Oops!

Nearly 15 percent of people worldwide believe the world will end during their lifetime and 10 percent think the Mayan calendar could signify it will happen in 2012, according to a new poll…

“Whether they think it will come to an end through the hands of God, or a natural disaster or a political event, whatever the reason, one in seven thinks the end of the world is coming,” said Keren Gottfried, research manager at Ipsos Global Public Affairs which conducted the poll for Reuters.

Responses to the international poll of 16,262 people in more than 20 countries varied widely with only six percent of French residents believing in an impending Armageddon in their lifetime, compared to 22 percent in Turkey and the United States and slightly less in South Africa and Argentina…

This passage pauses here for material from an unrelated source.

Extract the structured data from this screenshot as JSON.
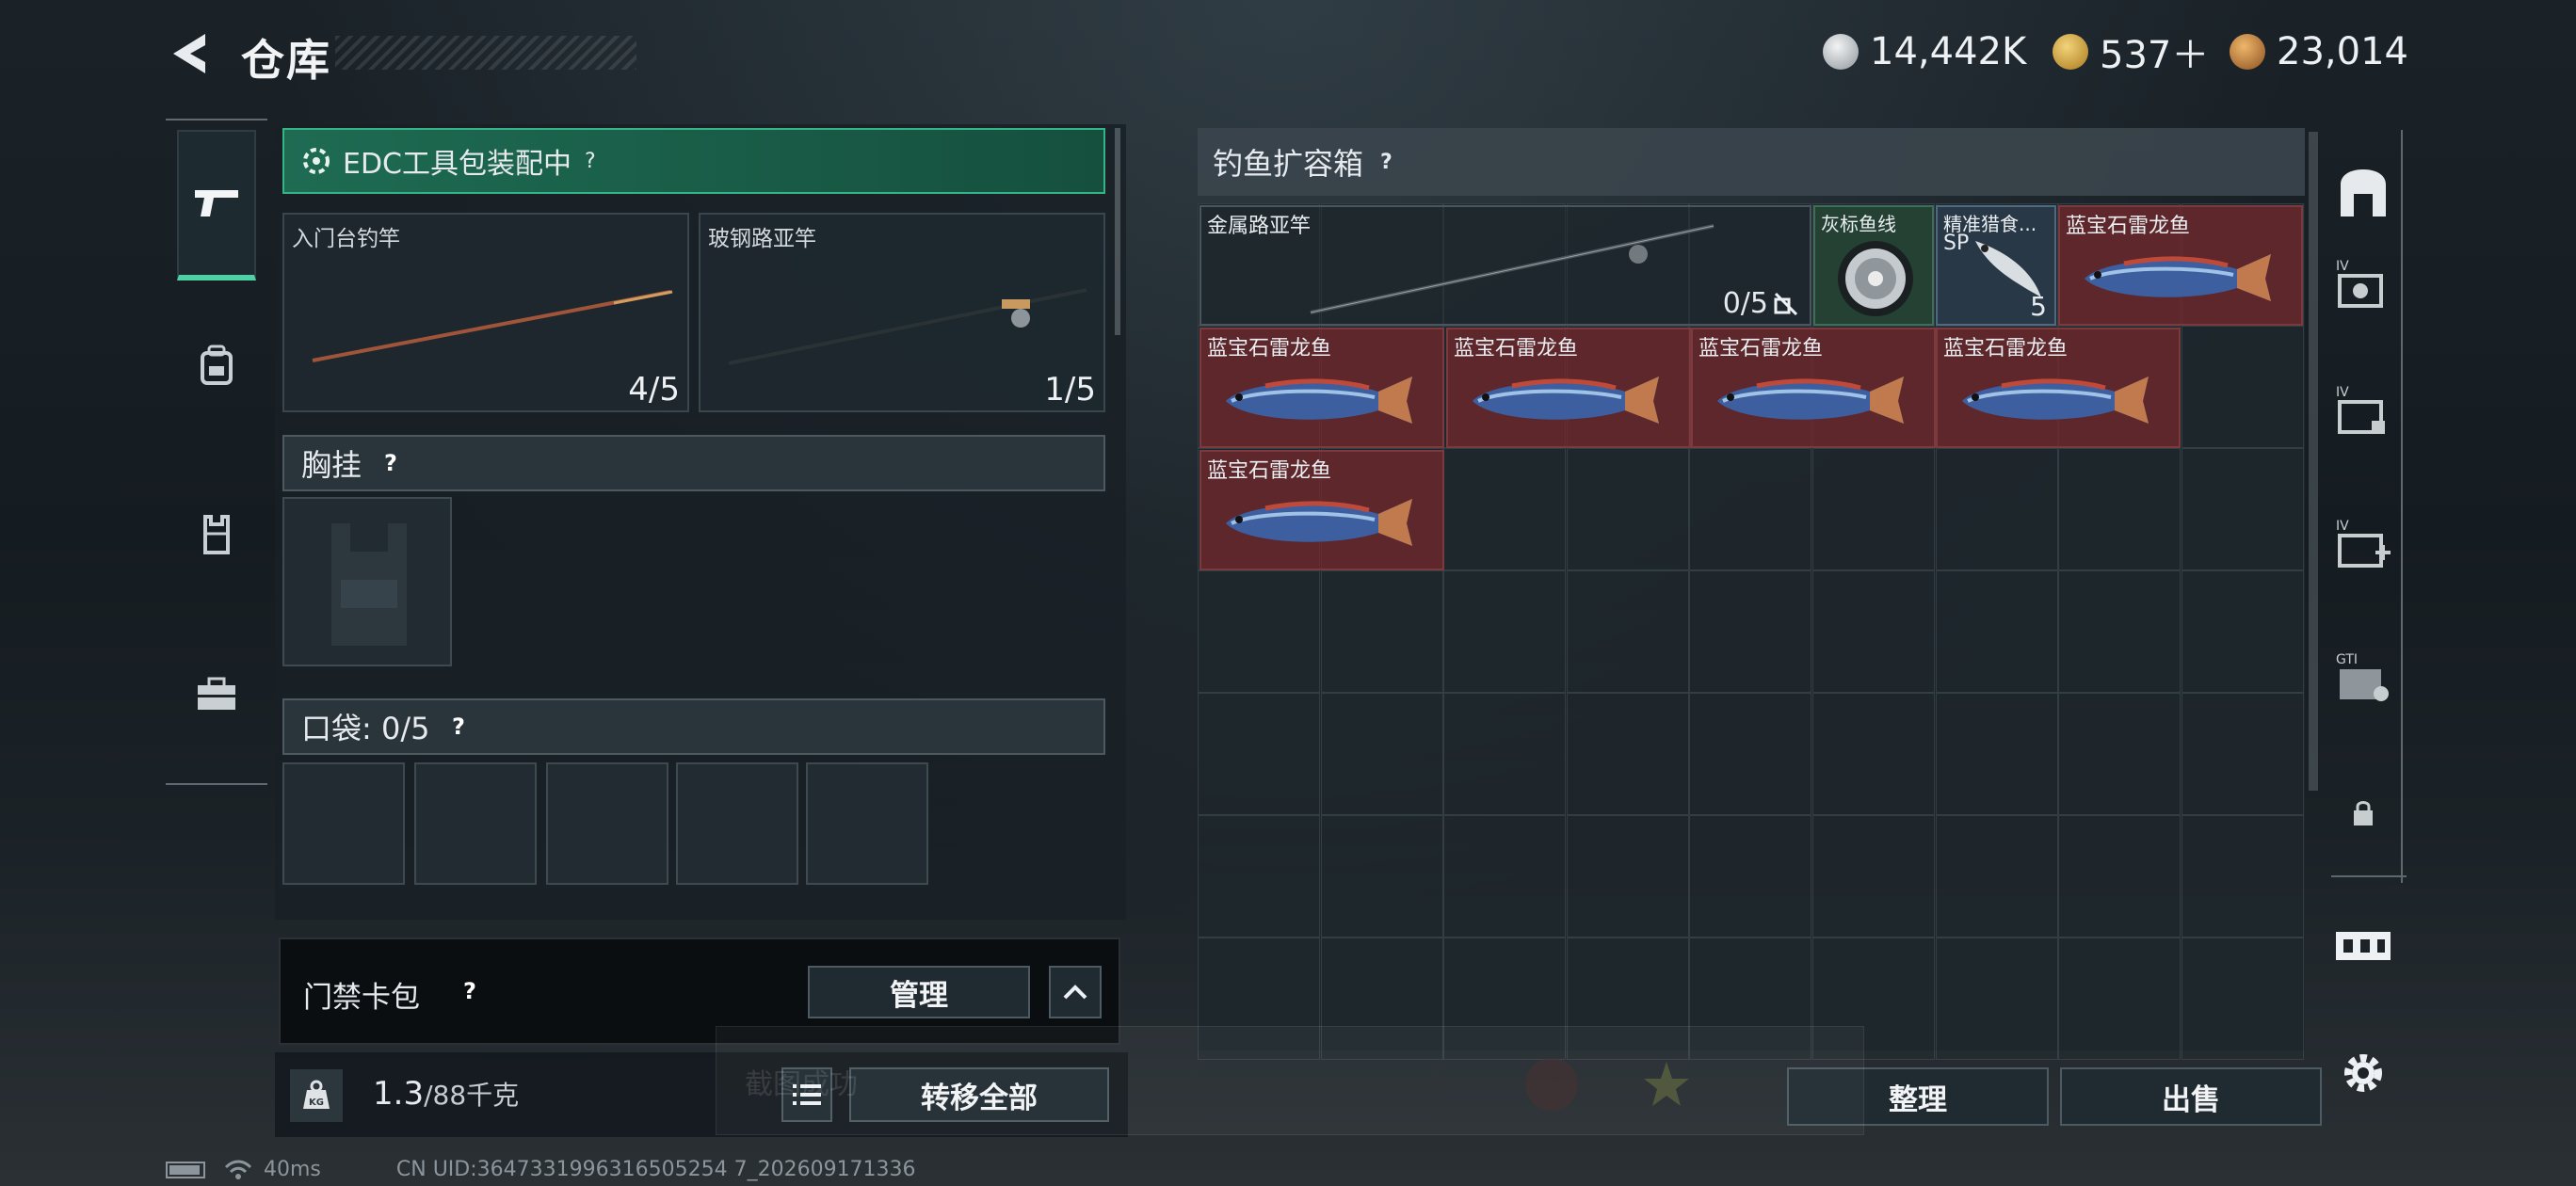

About one in 10 people globally also said they were experiencing fear or anxiety about the impending end of the world in 2012. The greatest numbers were in Russia and Poland, the fewest in Great Britain.

Gottfried also said that people with lower education or household income levels, as well as those under 35 years old, were more likely to believe in an apocalypse during their lifetime or in 2012, or have anxiety over the prospect.

RTFA for a list of countries polled. I don’t need to know which religions had the lead in apocalyptic paranoia. I still have problems dealing with the fact that these people get to vote.